▶ **YOUR OBJECTIVE**
Each entry below is to be written out exactly, and the pictures are to be left out.

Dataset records
----------

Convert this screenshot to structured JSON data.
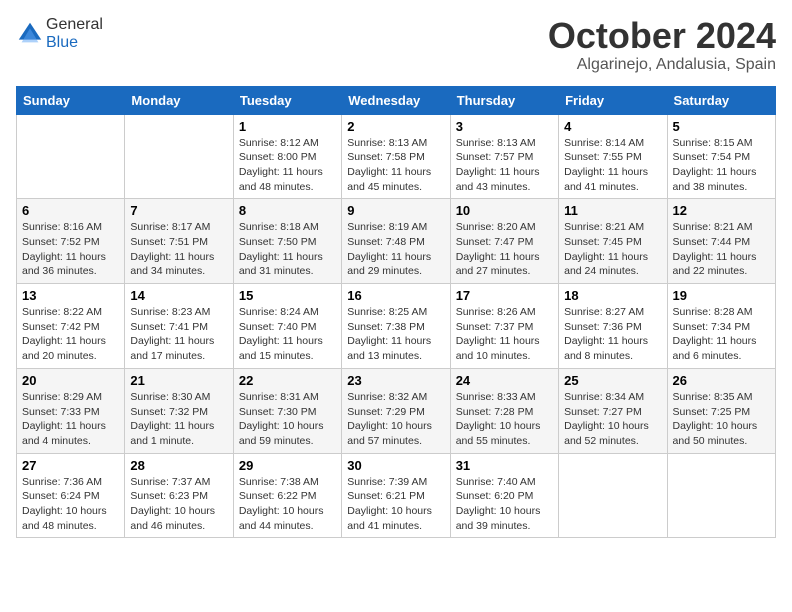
{
  "header": {
    "logo": {
      "general": "General",
      "blue": "Blue"
    },
    "title": "October 2024",
    "location": "Algarinejo, Andalusia, Spain"
  },
  "weekdays": [
    "Sunday",
    "Monday",
    "Tuesday",
    "Wednesday",
    "Thursday",
    "Friday",
    "Saturday"
  ],
  "weeks": [
    [
      {
        "day": null
      },
      {
        "day": null
      },
      {
        "day": 1,
        "sunrise": "Sunrise: 8:12 AM",
        "sunset": "Sunset: 8:00 PM",
        "daylight": "Daylight: 11 hours and 48 minutes."
      },
      {
        "day": 2,
        "sunrise": "Sunrise: 8:13 AM",
        "sunset": "Sunset: 7:58 PM",
        "daylight": "Daylight: 11 hours and 45 minutes."
      },
      {
        "day": 3,
        "sunrise": "Sunrise: 8:13 AM",
        "sunset": "Sunset: 7:57 PM",
        "daylight": "Daylight: 11 hours and 43 minutes."
      },
      {
        "day": 4,
        "sunrise": "Sunrise: 8:14 AM",
        "sunset": "Sunset: 7:55 PM",
        "daylight": "Daylight: 11 hours and 41 minutes."
      },
      {
        "day": 5,
        "sunrise": "Sunrise: 8:15 AM",
        "sunset": "Sunset: 7:54 PM",
        "daylight": "Daylight: 11 hours and 38 minutes."
      }
    ],
    [
      {
        "day": 6,
        "sunrise": "Sunrise: 8:16 AM",
        "sunset": "Sunset: 7:52 PM",
        "daylight": "Daylight: 11 hours and 36 minutes."
      },
      {
        "day": 7,
        "sunrise": "Sunrise: 8:17 AM",
        "sunset": "Sunset: 7:51 PM",
        "daylight": "Daylight: 11 hours and 34 minutes."
      },
      {
        "day": 8,
        "sunrise": "Sunrise: 8:18 AM",
        "sunset": "Sunset: 7:50 PM",
        "daylight": "Daylight: 11 hours and 31 minutes."
      },
      {
        "day": 9,
        "sunrise": "Sunrise: 8:19 AM",
        "sunset": "Sunset: 7:48 PM",
        "daylight": "Daylight: 11 hours and 29 minutes."
      },
      {
        "day": 10,
        "sunrise": "Sunrise: 8:20 AM",
        "sunset": "Sunset: 7:47 PM",
        "daylight": "Daylight: 11 hours and 27 minutes."
      },
      {
        "day": 11,
        "sunrise": "Sunrise: 8:21 AM",
        "sunset": "Sunset: 7:45 PM",
        "daylight": "Daylight: 11 hours and 24 minutes."
      },
      {
        "day": 12,
        "sunrise": "Sunrise: 8:21 AM",
        "sunset": "Sunset: 7:44 PM",
        "daylight": "Daylight: 11 hours and 22 minutes."
      }
    ],
    [
      {
        "day": 13,
        "sunrise": "Sunrise: 8:22 AM",
        "sunset": "Sunset: 7:42 PM",
        "daylight": "Daylight: 11 hours and 20 minutes."
      },
      {
        "day": 14,
        "sunrise": "Sunrise: 8:23 AM",
        "sunset": "Sunset: 7:41 PM",
        "daylight": "Daylight: 11 hours and 17 minutes."
      },
      {
        "day": 15,
        "sunrise": "Sunrise: 8:24 AM",
        "sunset": "Sunset: 7:40 PM",
        "daylight": "Daylight: 11 hours and 15 minutes."
      },
      {
        "day": 16,
        "sunrise": "Sunrise: 8:25 AM",
        "sunset": "Sunset: 7:38 PM",
        "daylight": "Daylight: 11 hours and 13 minutes."
      },
      {
        "day": 17,
        "sunrise": "Sunrise: 8:26 AM",
        "sunset": "Sunset: 7:37 PM",
        "daylight": "Daylight: 11 hours and 10 minutes."
      },
      {
        "day": 18,
        "sunrise": "Sunrise: 8:27 AM",
        "sunset": "Sunset: 7:36 PM",
        "daylight": "Daylight: 11 hours and 8 minutes."
      },
      {
        "day": 19,
        "sunrise": "Sunrise: 8:28 AM",
        "sunset": "Sunset: 7:34 PM",
        "daylight": "Daylight: 11 hours and 6 minutes."
      }
    ],
    [
      {
        "day": 20,
        "sunrise": "Sunrise: 8:29 AM",
        "sunset": "Sunset: 7:33 PM",
        "daylight": "Daylight: 11 hours and 4 minutes."
      },
      {
        "day": 21,
        "sunrise": "Sunrise: 8:30 AM",
        "sunset": "Sunset: 7:32 PM",
        "daylight": "Daylight: 11 hours and 1 minute."
      },
      {
        "day": 22,
        "sunrise": "Sunrise: 8:31 AM",
        "sunset": "Sunset: 7:30 PM",
        "daylight": "Daylight: 10 hours and 59 minutes."
      },
      {
        "day": 23,
        "sunrise": "Sunrise: 8:32 AM",
        "sunset": "Sunset: 7:29 PM",
        "daylight": "Daylight: 10 hours and 57 minutes."
      },
      {
        "day": 24,
        "sunrise": "Sunrise: 8:33 AM",
        "sunset": "Sunset: 7:28 PM",
        "daylight": "Daylight: 10 hours and 55 minutes."
      },
      {
        "day": 25,
        "sunrise": "Sunrise: 8:34 AM",
        "sunset": "Sunset: 7:27 PM",
        "daylight": "Daylight: 10 hours and 52 minutes."
      },
      {
        "day": 26,
        "sunrise": "Sunrise: 8:35 AM",
        "sunset": "Sunset: 7:25 PM",
        "daylight": "Daylight: 10 hours and 50 minutes."
      }
    ],
    [
      {
        "day": 27,
        "sunrise": "Sunrise: 7:36 AM",
        "sunset": "Sunset: 6:24 PM",
        "daylight": "Daylight: 10 hours and 48 minutes."
      },
      {
        "day": 28,
        "sunrise": "Sunrise: 7:37 AM",
        "sunset": "Sunset: 6:23 PM",
        "daylight": "Daylight: 10 hours and 46 minutes."
      },
      {
        "day": 29,
        "sunrise": "Sunrise: 7:38 AM",
        "sunset": "Sunset: 6:22 PM",
        "daylight": "Daylight: 10 hours and 44 minutes."
      },
      {
        "day": 30,
        "sunrise": "Sunrise: 7:39 AM",
        "sunset": "Sunset: 6:21 PM",
        "daylight": "Daylight: 10 hours and 41 minutes."
      },
      {
        "day": 31,
        "sunrise": "Sunrise: 7:40 AM",
        "sunset": "Sunset: 6:20 PM",
        "daylight": "Daylight: 10 hours and 39 minutes."
      },
      {
        "day": null
      },
      {
        "day": null
      }
    ]
  ]
}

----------

▶ **ANSWER FOR THIS EXERCISE**
Convert this screenshot to structured JSON data.
{
  "header": {
    "logo": {
      "general": "General",
      "blue": "Blue"
    },
    "title": "October 2024",
    "location": "Algarinejo, Andalusia, Spain"
  },
  "weekdays": [
    "Sunday",
    "Monday",
    "Tuesday",
    "Wednesday",
    "Thursday",
    "Friday",
    "Saturday"
  ],
  "weeks": [
    [
      {
        "day": null
      },
      {
        "day": null
      },
      {
        "day": 1,
        "sunrise": "Sunrise: 8:12 AM",
        "sunset": "Sunset: 8:00 PM",
        "daylight": "Daylight: 11 hours and 48 minutes."
      },
      {
        "day": 2,
        "sunrise": "Sunrise: 8:13 AM",
        "sunset": "Sunset: 7:58 PM",
        "daylight": "Daylight: 11 hours and 45 minutes."
      },
      {
        "day": 3,
        "sunrise": "Sunrise: 8:13 AM",
        "sunset": "Sunset: 7:57 PM",
        "daylight": "Daylight: 11 hours and 43 minutes."
      },
      {
        "day": 4,
        "sunrise": "Sunrise: 8:14 AM",
        "sunset": "Sunset: 7:55 PM",
        "daylight": "Daylight: 11 hours and 41 minutes."
      },
      {
        "day": 5,
        "sunrise": "Sunrise: 8:15 AM",
        "sunset": "Sunset: 7:54 PM",
        "daylight": "Daylight: 11 hours and 38 minutes."
      }
    ],
    [
      {
        "day": 6,
        "sunrise": "Sunrise: 8:16 AM",
        "sunset": "Sunset: 7:52 PM",
        "daylight": "Daylight: 11 hours and 36 minutes."
      },
      {
        "day": 7,
        "sunrise": "Sunrise: 8:17 AM",
        "sunset": "Sunset: 7:51 PM",
        "daylight": "Daylight: 11 hours and 34 minutes."
      },
      {
        "day": 8,
        "sunrise": "Sunrise: 8:18 AM",
        "sunset": "Sunset: 7:50 PM",
        "daylight": "Daylight: 11 hours and 31 minutes."
      },
      {
        "day": 9,
        "sunrise": "Sunrise: 8:19 AM",
        "sunset": "Sunset: 7:48 PM",
        "daylight": "Daylight: 11 hours and 29 minutes."
      },
      {
        "day": 10,
        "sunrise": "Sunrise: 8:20 AM",
        "sunset": "Sunset: 7:47 PM",
        "daylight": "Daylight: 11 hours and 27 minutes."
      },
      {
        "day": 11,
        "sunrise": "Sunrise: 8:21 AM",
        "sunset": "Sunset: 7:45 PM",
        "daylight": "Daylight: 11 hours and 24 minutes."
      },
      {
        "day": 12,
        "sunrise": "Sunrise: 8:21 AM",
        "sunset": "Sunset: 7:44 PM",
        "daylight": "Daylight: 11 hours and 22 minutes."
      }
    ],
    [
      {
        "day": 13,
        "sunrise": "Sunrise: 8:22 AM",
        "sunset": "Sunset: 7:42 PM",
        "daylight": "Daylight: 11 hours and 20 minutes."
      },
      {
        "day": 14,
        "sunrise": "Sunrise: 8:23 AM",
        "sunset": "Sunset: 7:41 PM",
        "daylight": "Daylight: 11 hours and 17 minutes."
      },
      {
        "day": 15,
        "sunrise": "Sunrise: 8:24 AM",
        "sunset": "Sunset: 7:40 PM",
        "daylight": "Daylight: 11 hours and 15 minutes."
      },
      {
        "day": 16,
        "sunrise": "Sunrise: 8:25 AM",
        "sunset": "Sunset: 7:38 PM",
        "daylight": "Daylight: 11 hours and 13 minutes."
      },
      {
        "day": 17,
        "sunrise": "Sunrise: 8:26 AM",
        "sunset": "Sunset: 7:37 PM",
        "daylight": "Daylight: 11 hours and 10 minutes."
      },
      {
        "day": 18,
        "sunrise": "Sunrise: 8:27 AM",
        "sunset": "Sunset: 7:36 PM",
        "daylight": "Daylight: 11 hours and 8 minutes."
      },
      {
        "day": 19,
        "sunrise": "Sunrise: 8:28 AM",
        "sunset": "Sunset: 7:34 PM",
        "daylight": "Daylight: 11 hours and 6 minutes."
      }
    ],
    [
      {
        "day": 20,
        "sunrise": "Sunrise: 8:29 AM",
        "sunset": "Sunset: 7:33 PM",
        "daylight": "Daylight: 11 hours and 4 minutes."
      },
      {
        "day": 21,
        "sunrise": "Sunrise: 8:30 AM",
        "sunset": "Sunset: 7:32 PM",
        "daylight": "Daylight: 11 hours and 1 minute."
      },
      {
        "day": 22,
        "sunrise": "Sunrise: 8:31 AM",
        "sunset": "Sunset: 7:30 PM",
        "daylight": "Daylight: 10 hours and 59 minutes."
      },
      {
        "day": 23,
        "sunrise": "Sunrise: 8:32 AM",
        "sunset": "Sunset: 7:29 PM",
        "daylight": "Daylight: 10 hours and 57 minutes."
      },
      {
        "day": 24,
        "sunrise": "Sunrise: 8:33 AM",
        "sunset": "Sunset: 7:28 PM",
        "daylight": "Daylight: 10 hours and 55 minutes."
      },
      {
        "day": 25,
        "sunrise": "Sunrise: 8:34 AM",
        "sunset": "Sunset: 7:27 PM",
        "daylight": "Daylight: 10 hours and 52 minutes."
      },
      {
        "day": 26,
        "sunrise": "Sunrise: 8:35 AM",
        "sunset": "Sunset: 7:25 PM",
        "daylight": "Daylight: 10 hours and 50 minutes."
      }
    ],
    [
      {
        "day": 27,
        "sunrise": "Sunrise: 7:36 AM",
        "sunset": "Sunset: 6:24 PM",
        "daylight": "Daylight: 10 hours and 48 minutes."
      },
      {
        "day": 28,
        "sunrise": "Sunrise: 7:37 AM",
        "sunset": "Sunset: 6:23 PM",
        "daylight": "Daylight: 10 hours and 46 minutes."
      },
      {
        "day": 29,
        "sunrise": "Sunrise: 7:38 AM",
        "sunset": "Sunset: 6:22 PM",
        "daylight": "Daylight: 10 hours and 44 minutes."
      },
      {
        "day": 30,
        "sunrise": "Sunrise: 7:39 AM",
        "sunset": "Sunset: 6:21 PM",
        "daylight": "Daylight: 10 hours and 41 minutes."
      },
      {
        "day": 31,
        "sunrise": "Sunrise: 7:40 AM",
        "sunset": "Sunset: 6:20 PM",
        "daylight": "Daylight: 10 hours and 39 minutes."
      },
      {
        "day": null
      },
      {
        "day": null
      }
    ]
  ]
}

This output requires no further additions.